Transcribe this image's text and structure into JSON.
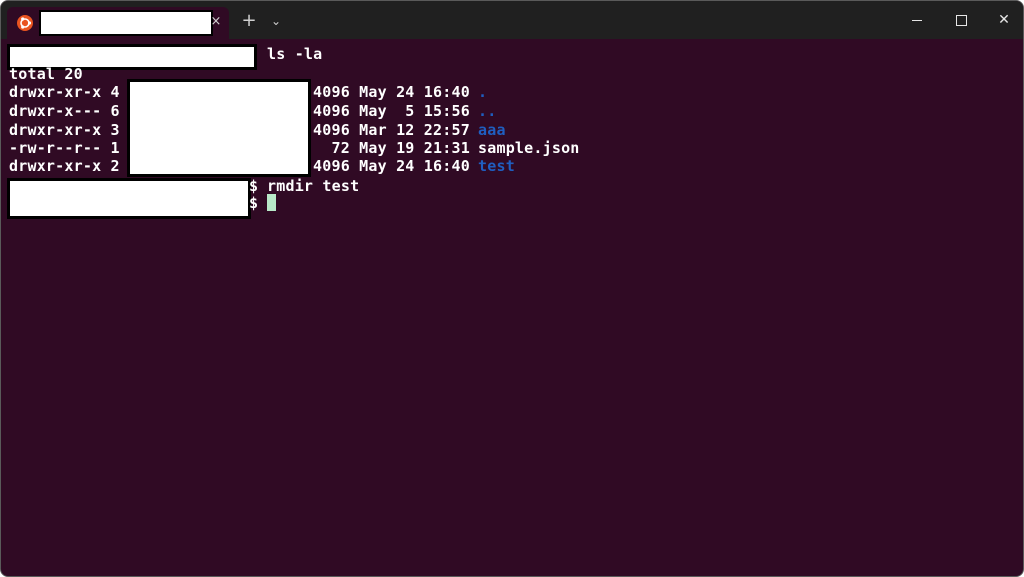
{
  "window": {
    "tab": {
      "icon": "ubuntu-icon",
      "close_glyph": "×"
    },
    "new_tab_glyph": "+",
    "dropdown_glyph": "⌄",
    "controls": {
      "minimize": "minimize-icon",
      "maximize": "maximize-icon",
      "close_glyph": "✕"
    }
  },
  "terminal": {
    "command1": "ls -la",
    "total": "total 20",
    "listing": [
      {
        "perms": "drwxr-xr-x 4",
        "size_date": "4096 May 24 16:40",
        "name": ".",
        "is_dir": true
      },
      {
        "perms": "drwxr-x--- 6",
        "size_date": "4096 May  5 15:56",
        "name": "..",
        "is_dir": true
      },
      {
        "perms": "drwxr-xr-x 3",
        "size_date": "4096 Mar 12 22:57",
        "name": "aaa",
        "is_dir": true
      },
      {
        "perms": "-rw-r--r-- 1",
        "size_date": "  72 May 19 21:31",
        "name": "sample.json",
        "is_dir": false
      },
      {
        "perms": "drwxr-xr-x 2",
        "size_date": "4096 May 24 16:40",
        "name": "test",
        "is_dir": true
      }
    ],
    "prompt_symbol": "$",
    "command2": "rmdir test"
  },
  "colors": {
    "terminal_bg": "#300a24",
    "dir_color": "#1f5ec0",
    "cursor": "#b8e8c8"
  }
}
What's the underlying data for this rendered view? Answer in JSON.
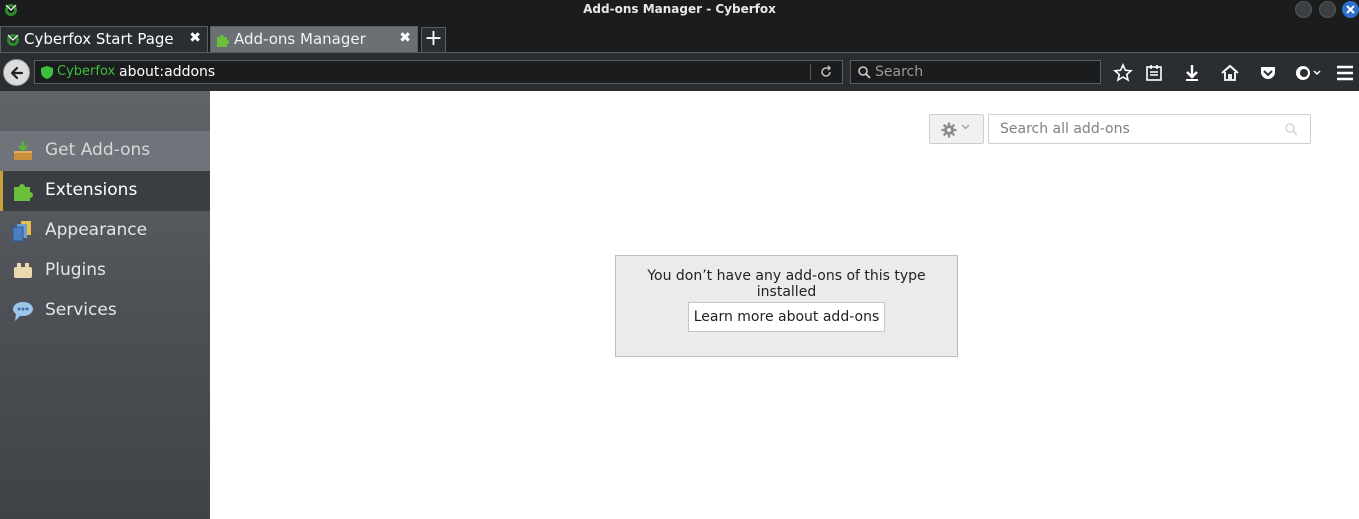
{
  "window": {
    "title": "Add-ons Manager - Cyberfox"
  },
  "tabs": [
    {
      "label": "Cyberfox Start Page",
      "icon": "cyberfox-icon",
      "close": "✖"
    },
    {
      "label": "Add-ons Manager",
      "icon": "puzzle-icon",
      "close": "✖"
    }
  ],
  "newtab_label": "+",
  "navbar": {
    "identity_label": "Cyberfox",
    "url": "about:addons",
    "search_placeholder": "Search"
  },
  "sidebar": {
    "items": [
      {
        "label": "Get Add-ons",
        "icon": "get-addons-icon"
      },
      {
        "label": "Extensions",
        "icon": "puzzle-icon",
        "selected": true
      },
      {
        "label": "Appearance",
        "icon": "appearance-icon"
      },
      {
        "label": "Plugins",
        "icon": "plugin-icon"
      },
      {
        "label": "Services",
        "icon": "services-icon"
      }
    ]
  },
  "main": {
    "search_placeholder": "Search all add-ons",
    "empty_message": "You don’t have any add-ons of this type installed",
    "learn_more_label": "Learn more about add-ons"
  },
  "colors": {
    "chrome_dark": "#1a1c1e",
    "toolbar": "#2b2e31",
    "sidebar_selected_accent": "#c7a23a",
    "identity_green": "#3fbf3f",
    "close_button_blue": "#2f6fc9"
  }
}
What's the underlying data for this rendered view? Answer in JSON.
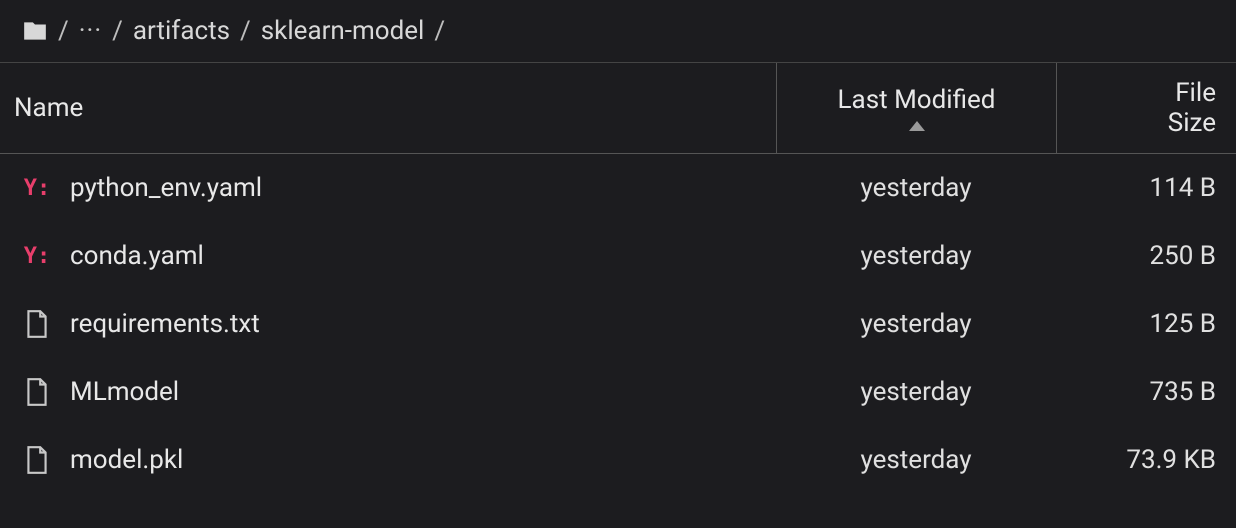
{
  "breadcrumb": {
    "ellipsis": "···",
    "crumbs": [
      "artifacts",
      "sklearn-model"
    ]
  },
  "headers": {
    "name": "Name",
    "modified": "Last Modified",
    "size_line1": "File",
    "size_line2": "Size"
  },
  "files": [
    {
      "icon": "yaml",
      "name": "python_env.yaml",
      "modified": "yesterday",
      "size": "114 B"
    },
    {
      "icon": "yaml",
      "name": "conda.yaml",
      "modified": "yesterday",
      "size": "250 B"
    },
    {
      "icon": "file",
      "name": "requirements.txt",
      "modified": "yesterday",
      "size": "125 B"
    },
    {
      "icon": "file",
      "name": "MLmodel",
      "modified": "yesterday",
      "size": "735 B"
    },
    {
      "icon": "file",
      "name": "model.pkl",
      "modified": "yesterday",
      "size": "73.9 KB"
    }
  ]
}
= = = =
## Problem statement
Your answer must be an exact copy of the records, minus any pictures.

## Response below
Transcribe this image's text and structure into JSON.
{
  "window": {
    "tab": {
      "icon": "ubuntu-icon",
      "close_glyph": "×"
    },
    "new_tab_glyph": "+",
    "dropdown_glyph": "⌄",
    "controls": {
      "minimize": "minimize-icon",
      "maximize": "maximize-icon",
      "close_glyph": "✕"
    }
  },
  "terminal": {
    "command1": "ls -la",
    "total": "total 20",
    "listing": [
      {
        "perms": "drwxr-xr-x 4",
        "size_date": "4096 May 24 16:40",
        "name": ".",
        "is_dir": true
      },
      {
        "perms": "drwxr-x--- 6",
        "size_date": "4096 May  5 15:56",
        "name": "..",
        "is_dir": true
      },
      {
        "perms": "drwxr-xr-x 3",
        "size_date": "4096 Mar 12 22:57",
        "name": "aaa",
        "is_dir": true
      },
      {
        "perms": "-rw-r--r-- 1",
        "size_date": "  72 May 19 21:31",
        "name": "sample.json",
        "is_dir": false
      },
      {
        "perms": "drwxr-xr-x 2",
        "size_date": "4096 May 24 16:40",
        "name": "test",
        "is_dir": true
      }
    ],
    "prompt_symbol": "$",
    "command2": "rmdir test"
  },
  "colors": {
    "terminal_bg": "#300a24",
    "dir_color": "#1f5ec0",
    "cursor": "#b8e8c8"
  }
}
What's the underlying data for this rendered view? Answer in JSON.
{
  "window": {
    "title": "Add-ons Manager - Cyberfox"
  },
  "tabs": [
    {
      "label": "Cyberfox Start Page",
      "icon": "cyberfox-icon",
      "close": "✖"
    },
    {
      "label": "Add-ons Manager",
      "icon": "puzzle-icon",
      "close": "✖"
    }
  ],
  "newtab_label": "+",
  "navbar": {
    "identity_label": "Cyberfox",
    "url": "about:addons",
    "search_placeholder": "Search"
  },
  "sidebar": {
    "items": [
      {
        "label": "Get Add-ons",
        "icon": "get-addons-icon"
      },
      {
        "label": "Extensions",
        "icon": "puzzle-icon",
        "selected": true
      },
      {
        "label": "Appearance",
        "icon": "appearance-icon"
      },
      {
        "label": "Plugins",
        "icon": "plugin-icon"
      },
      {
        "label": "Services",
        "icon": "services-icon"
      }
    ]
  },
  "main": {
    "search_placeholder": "Search all add-ons",
    "empty_message": "You don’t have any add-ons of this type installed",
    "learn_more_label": "Learn more about add-ons"
  },
  "colors": {
    "chrome_dark": "#1a1c1e",
    "toolbar": "#2b2e31",
    "sidebar_selected_accent": "#c7a23a",
    "identity_green": "#3fbf3f",
    "close_button_blue": "#2f6fc9"
  }
}
What's the underlying data for this rendered view? Answer in JSON.
{
  "breadcrumb": {
    "ellipsis": "···",
    "crumbs": [
      "artifacts",
      "sklearn-model"
    ]
  },
  "headers": {
    "name": "Name",
    "modified": "Last Modified",
    "size_line1": "File",
    "size_line2": "Size"
  },
  "files": [
    {
      "icon": "yaml",
      "name": "python_env.yaml",
      "modified": "yesterday",
      "size": "114 B"
    },
    {
      "icon": "yaml",
      "name": "conda.yaml",
      "modified": "yesterday",
      "size": "250 B"
    },
    {
      "icon": "file",
      "name": "requirements.txt",
      "modified": "yesterday",
      "size": "125 B"
    },
    {
      "icon": "file",
      "name": "MLmodel",
      "modified": "yesterday",
      "size": "735 B"
    },
    {
      "icon": "file",
      "name": "model.pkl",
      "modified": "yesterday",
      "size": "73.9 KB"
    }
  ]
}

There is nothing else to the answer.